So, I write in English. I translate my thoughts constantly. It makes my writing a little slower and more precise, if that is even possible in continental philosophical circles… And it makes me look up words that I write in the dictionary, words of which I don’t actually know the meaning, but seem to fit perfectly. So far, this has always been the case.
Writing in any language is problematic. Maurice Blanchot even says that language is killing the thing named (Work of Fire, chapter “Literature and the Right to Death”). But he was not the first. Plato’s agitation of focussing on the reflection on the Ideas on the wall of the cave and Roland Barthes’ Death of the Author play around with the same theme. And let’s not forget Walter Benjamin’s lovely reflection on translation.
Somehow I am still attracted by Hannah Arendt’s Denktagebuch, recently (2002) published in full (2 parts). It is extremely interesting even if just from the point of view of the use of language and translation. As she wrote her diaries only for herself, she writes an entry in the language that is most available. She does not translate. Greek quotes are commented upon in German. English entries become more frequent as Arendt resides longer in the US. Interesting how language works. But it would be extremely interesting how language works on thought. Exactly.

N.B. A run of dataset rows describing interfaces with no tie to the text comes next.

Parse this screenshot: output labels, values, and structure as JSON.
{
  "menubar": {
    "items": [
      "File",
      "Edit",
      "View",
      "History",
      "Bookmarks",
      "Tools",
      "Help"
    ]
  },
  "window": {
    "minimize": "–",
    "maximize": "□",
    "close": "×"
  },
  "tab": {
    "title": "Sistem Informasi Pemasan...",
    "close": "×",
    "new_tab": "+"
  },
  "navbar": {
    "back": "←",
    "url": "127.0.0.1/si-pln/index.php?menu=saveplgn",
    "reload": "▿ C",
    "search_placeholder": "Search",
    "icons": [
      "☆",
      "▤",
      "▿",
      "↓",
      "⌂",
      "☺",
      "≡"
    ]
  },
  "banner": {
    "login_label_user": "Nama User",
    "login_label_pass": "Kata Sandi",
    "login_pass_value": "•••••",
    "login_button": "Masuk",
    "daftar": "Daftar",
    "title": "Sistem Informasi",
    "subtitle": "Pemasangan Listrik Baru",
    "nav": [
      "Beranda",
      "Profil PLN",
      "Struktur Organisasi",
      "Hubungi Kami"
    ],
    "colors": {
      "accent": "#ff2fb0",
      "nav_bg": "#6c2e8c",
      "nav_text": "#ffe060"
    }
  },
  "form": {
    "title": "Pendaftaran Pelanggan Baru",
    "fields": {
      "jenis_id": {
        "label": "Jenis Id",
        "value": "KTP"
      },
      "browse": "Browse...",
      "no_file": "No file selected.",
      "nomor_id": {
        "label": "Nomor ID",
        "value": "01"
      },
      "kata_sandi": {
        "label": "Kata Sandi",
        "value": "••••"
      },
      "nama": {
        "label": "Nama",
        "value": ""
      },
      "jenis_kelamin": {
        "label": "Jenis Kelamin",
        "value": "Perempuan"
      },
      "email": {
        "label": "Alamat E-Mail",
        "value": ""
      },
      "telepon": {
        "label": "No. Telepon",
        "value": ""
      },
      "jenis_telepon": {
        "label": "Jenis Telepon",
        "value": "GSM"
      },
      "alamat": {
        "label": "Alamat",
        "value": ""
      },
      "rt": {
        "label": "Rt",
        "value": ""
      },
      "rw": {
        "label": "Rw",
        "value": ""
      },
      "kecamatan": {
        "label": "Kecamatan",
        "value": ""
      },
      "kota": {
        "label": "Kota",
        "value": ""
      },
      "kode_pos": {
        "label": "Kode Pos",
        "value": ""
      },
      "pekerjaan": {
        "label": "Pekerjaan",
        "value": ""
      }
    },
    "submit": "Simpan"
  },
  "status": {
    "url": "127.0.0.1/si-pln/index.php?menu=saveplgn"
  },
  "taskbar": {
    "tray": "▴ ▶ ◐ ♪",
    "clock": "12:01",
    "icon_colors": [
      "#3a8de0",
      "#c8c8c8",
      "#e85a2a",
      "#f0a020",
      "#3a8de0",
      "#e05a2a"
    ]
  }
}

Talking Philosophy – Reflecting on Reflecting

Hangout Meeting II

Talking about philosophy can be a wonderful experience. But: it does matter with whom.

The joy of doing it with friends, who are right there beside you, struggling to get a grip on topics that go beyond them. Struggling, but not thinking they are in anyway inferior because they have not written the thought first, not thinking they should merely understand something passively and then repeat it as if it would give it some meaning by doing so.

No, instead, friends who actively consume philosophy, question the questions as they come, not taking anything for granted. The grounding of the ground is un-grounded. Time is timeless. The un-earthening of every drop of sand. Everything is considered. And everything is allowed, although it is also quite obvious what is not allowed. Perhaps we are very Western, perhaps we are much too educated to be really finding what we’re looking for. But sharing a paradigm, in which one can say the word and be understood in the devastation of the utter lost-ness of where one is. That is what it means to talk philosophy with friends. To me, at least 🙂


Love Freedom Happiness

“Doing what you love is freedom. Loving what you do is happiness.”
Today I loved what I was doing.
Today I wrote a whole chapter on why philosophy needs to occupy itself with thinking the impossible. It feels good to finally have enough space in my life to just write down what needs to be written. Hopefully later on I will write a short version to post here… but for now, I’m just happy to be on the right track…
The right track… Right. On that note, I am happy to announce that I’ve started running. Seriously, who would have thought… I am really enjoying it, found a nice route through nature so I don’t get too bored. Hope to keep it up, running four times a week now, following a special program with podcasts and all.
On yet another note, I liked this article on how to get back to doing philosophy as a passion, something I’m trying to do as well (even tough I haven’t finished my PhD yet, but it’s never too early to think about what you want  to do…) When in doubt, just try to have some *fun* (